## EXERCISE
Every line of the material is to be set down again without any change.

## DATA PROVIDED
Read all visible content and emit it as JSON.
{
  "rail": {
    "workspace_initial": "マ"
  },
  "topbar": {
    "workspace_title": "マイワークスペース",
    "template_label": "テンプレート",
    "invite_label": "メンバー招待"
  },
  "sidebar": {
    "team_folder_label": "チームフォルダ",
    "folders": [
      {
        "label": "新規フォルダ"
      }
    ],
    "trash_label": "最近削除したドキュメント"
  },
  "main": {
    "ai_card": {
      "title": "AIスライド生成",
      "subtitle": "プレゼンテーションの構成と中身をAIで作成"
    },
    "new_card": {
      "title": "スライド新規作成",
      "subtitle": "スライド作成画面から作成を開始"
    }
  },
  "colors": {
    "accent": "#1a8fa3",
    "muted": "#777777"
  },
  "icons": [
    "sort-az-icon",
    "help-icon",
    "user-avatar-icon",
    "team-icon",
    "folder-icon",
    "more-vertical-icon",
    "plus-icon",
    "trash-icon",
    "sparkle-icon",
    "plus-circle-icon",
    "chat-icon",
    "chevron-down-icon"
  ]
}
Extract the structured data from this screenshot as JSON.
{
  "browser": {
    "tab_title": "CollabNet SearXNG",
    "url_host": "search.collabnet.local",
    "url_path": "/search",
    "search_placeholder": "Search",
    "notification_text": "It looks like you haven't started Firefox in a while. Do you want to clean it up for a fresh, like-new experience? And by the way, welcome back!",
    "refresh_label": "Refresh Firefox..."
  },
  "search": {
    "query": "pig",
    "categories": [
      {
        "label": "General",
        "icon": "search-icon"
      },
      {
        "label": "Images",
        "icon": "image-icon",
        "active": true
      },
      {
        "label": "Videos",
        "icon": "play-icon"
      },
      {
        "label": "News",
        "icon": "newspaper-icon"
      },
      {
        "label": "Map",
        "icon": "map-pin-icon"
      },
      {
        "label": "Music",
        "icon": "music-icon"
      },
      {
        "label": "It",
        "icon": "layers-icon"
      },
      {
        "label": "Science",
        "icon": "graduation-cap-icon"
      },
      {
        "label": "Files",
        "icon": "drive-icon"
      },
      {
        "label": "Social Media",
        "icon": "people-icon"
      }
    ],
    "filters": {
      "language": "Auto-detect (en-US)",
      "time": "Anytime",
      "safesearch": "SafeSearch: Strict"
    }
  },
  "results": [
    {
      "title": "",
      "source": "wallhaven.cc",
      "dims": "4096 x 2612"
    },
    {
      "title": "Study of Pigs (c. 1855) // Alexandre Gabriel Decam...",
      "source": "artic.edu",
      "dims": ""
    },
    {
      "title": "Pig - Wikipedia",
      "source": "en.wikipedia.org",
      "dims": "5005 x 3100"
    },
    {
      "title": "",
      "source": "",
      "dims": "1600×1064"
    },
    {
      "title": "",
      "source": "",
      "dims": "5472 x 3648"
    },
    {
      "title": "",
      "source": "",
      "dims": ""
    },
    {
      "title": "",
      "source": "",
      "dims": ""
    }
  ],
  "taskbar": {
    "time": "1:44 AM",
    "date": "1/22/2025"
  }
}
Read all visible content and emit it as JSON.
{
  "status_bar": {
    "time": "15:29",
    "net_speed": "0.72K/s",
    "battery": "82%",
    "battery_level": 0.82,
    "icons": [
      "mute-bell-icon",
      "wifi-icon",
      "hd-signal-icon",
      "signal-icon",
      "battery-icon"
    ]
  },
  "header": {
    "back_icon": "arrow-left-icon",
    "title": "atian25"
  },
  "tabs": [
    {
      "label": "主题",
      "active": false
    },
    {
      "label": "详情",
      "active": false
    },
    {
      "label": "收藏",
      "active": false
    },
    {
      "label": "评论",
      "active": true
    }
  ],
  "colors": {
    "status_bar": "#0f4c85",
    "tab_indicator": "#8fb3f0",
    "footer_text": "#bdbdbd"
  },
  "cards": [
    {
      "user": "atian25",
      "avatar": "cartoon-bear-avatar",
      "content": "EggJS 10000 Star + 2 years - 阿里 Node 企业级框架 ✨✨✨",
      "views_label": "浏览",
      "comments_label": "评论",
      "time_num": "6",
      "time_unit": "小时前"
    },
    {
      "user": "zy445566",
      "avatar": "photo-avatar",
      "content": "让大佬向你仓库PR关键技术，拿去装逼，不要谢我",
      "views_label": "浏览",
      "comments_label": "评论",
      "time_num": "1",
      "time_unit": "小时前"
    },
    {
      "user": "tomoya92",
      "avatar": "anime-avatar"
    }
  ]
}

## ANSWER SECTION
Read all visible content and emit it as JSON.
{
  "rail": {
    "workspace_initial": "マ"
  },
  "topbar": {
    "workspace_title": "マイワークスペース",
    "template_label": "テンプレート",
    "invite_label": "メンバー招待"
  },
  "sidebar": {
    "team_folder_label": "チームフォルダ",
    "folders": [
      {
        "label": "新規フォルダ"
      }
    ],
    "trash_label": "最近削除したドキュメント"
  },
  "main": {
    "ai_card": {
      "title": "AIスライド生成",
      "subtitle": "プレゼンテーションの構成と中身をAIで作成"
    },
    "new_card": {
      "title": "スライド新規作成",
      "subtitle": "スライド作成画面から作成を開始"
    }
  },
  "colors": {
    "accent": "#1a8fa3",
    "muted": "#777777"
  },
  "icons": [
    "sort-az-icon",
    "help-icon",
    "user-avatar-icon",
    "team-icon",
    "folder-icon",
    "more-vertical-icon",
    "plus-icon",
    "trash-icon",
    "sparkle-icon",
    "plus-circle-icon",
    "chat-icon",
    "chevron-down-icon"
  ]
}
Extract the structured data from this screenshot as JSON.
{
  "browser": {
    "tab_title": "CollabNet SearXNG",
    "url_host": "search.collabnet.local",
    "url_path": "/search",
    "search_placeholder": "Search",
    "notification_text": "It looks like you haven't started Firefox in a while. Do you want to clean it up for a fresh, like-new experience? And by the way, welcome back!",
    "refresh_label": "Refresh Firefox..."
  },
  "search": {
    "query": "pig",
    "categories": [
      {
        "label": "General",
        "icon": "search-icon"
      },
      {
        "label": "Images",
        "icon": "image-icon",
        "active": true
      },
      {
        "label": "Videos",
        "icon": "play-icon"
      },
      {
        "label": "News",
        "icon": "newspaper-icon"
      },
      {
        "label": "Map",
        "icon": "map-pin-icon"
      },
      {
        "label": "Music",
        "icon": "music-icon"
      },
      {
        "label": "It",
        "icon": "layers-icon"
      },
      {
        "label": "Science",
        "icon": "graduation-cap-icon"
      },
      {
        "label": "Files",
        "icon": "drive-icon"
      },
      {
        "label": "Social Media",
        "icon": "people-icon"
      }
    ],
    "filters": {
      "language": "Auto-detect (en-US)",
      "time": "Anytime",
      "safesearch": "SafeSearch: Strict"
    }
  },
  "results": [
    {
      "title": "",
      "source": "wallhaven.cc",
      "dims": "4096 x 2612"
    },
    {
      "title": "Study of Pigs (c. 1855) // Alexandre Gabriel Decam...",
      "source": "artic.edu",
      "dims": ""
    },
    {
      "title": "Pig - Wikipedia",
      "source": "en.wikipedia.org",
      "dims": "5005 x 3100"
    },
    {
      "title": "",
      "source": "",
      "dims": "1600×1064"
    },
    {
      "title": "",
      "source": "",
      "dims": "5472 x 3648"
    },
    {
      "title": "",
      "source": "",
      "dims": ""
    },
    {
      "title": "",
      "source": "",
      "dims": ""
    }
  ],
  "taskbar": {
    "time": "1:44 AM",
    "date": "1/22/2025"
  }
}
Read all visible content and emit it as JSON.
{
  "status_bar": {
    "time": "15:29",
    "net_speed": "0.72K/s",
    "battery": "82%",
    "battery_level": 0.82,
    "icons": [
      "mute-bell-icon",
      "wifi-icon",
      "hd-signal-icon",
      "signal-icon",
      "battery-icon"
    ]
  },
  "header": {
    "back_icon": "arrow-left-icon",
    "title": "atian25"
  },
  "tabs": [
    {
      "label": "主题",
      "active": false
    },
    {
      "label": "详情",
      "active": false
    },
    {
      "label": "收藏",
      "active": false
    },
    {
      "label": "评论",
      "active": true
    }
  ],
  "colors": {
    "status_bar": "#0f4c85",
    "tab_indicator": "#8fb3f0",
    "footer_text": "#bdbdbd"
  },
  "cards": [
    {
      "user": "atian25",
      "avatar": "cartoon-bear-avatar",
      "content": "EggJS 10000 Star + 2 years - 阿里 Node 企业级框架 ✨✨✨",
      "views_label": "浏览",
      "comments_label": "评论",
      "time_num": "6",
      "time_unit": "小时前"
    },
    {
      "user": "zy445566",
      "avatar": "photo-avatar",
      "content": "让大佬向你仓库PR关键技术，拿去装逼，不要谢我",
      "views_label": "浏览",
      "comments_label": "评论",
      "time_num": "1",
      "time_unit": "小时前"
    },
    {
      "user": "tomoya92",
      "avatar": "anime-avatar"
    }
  ]
}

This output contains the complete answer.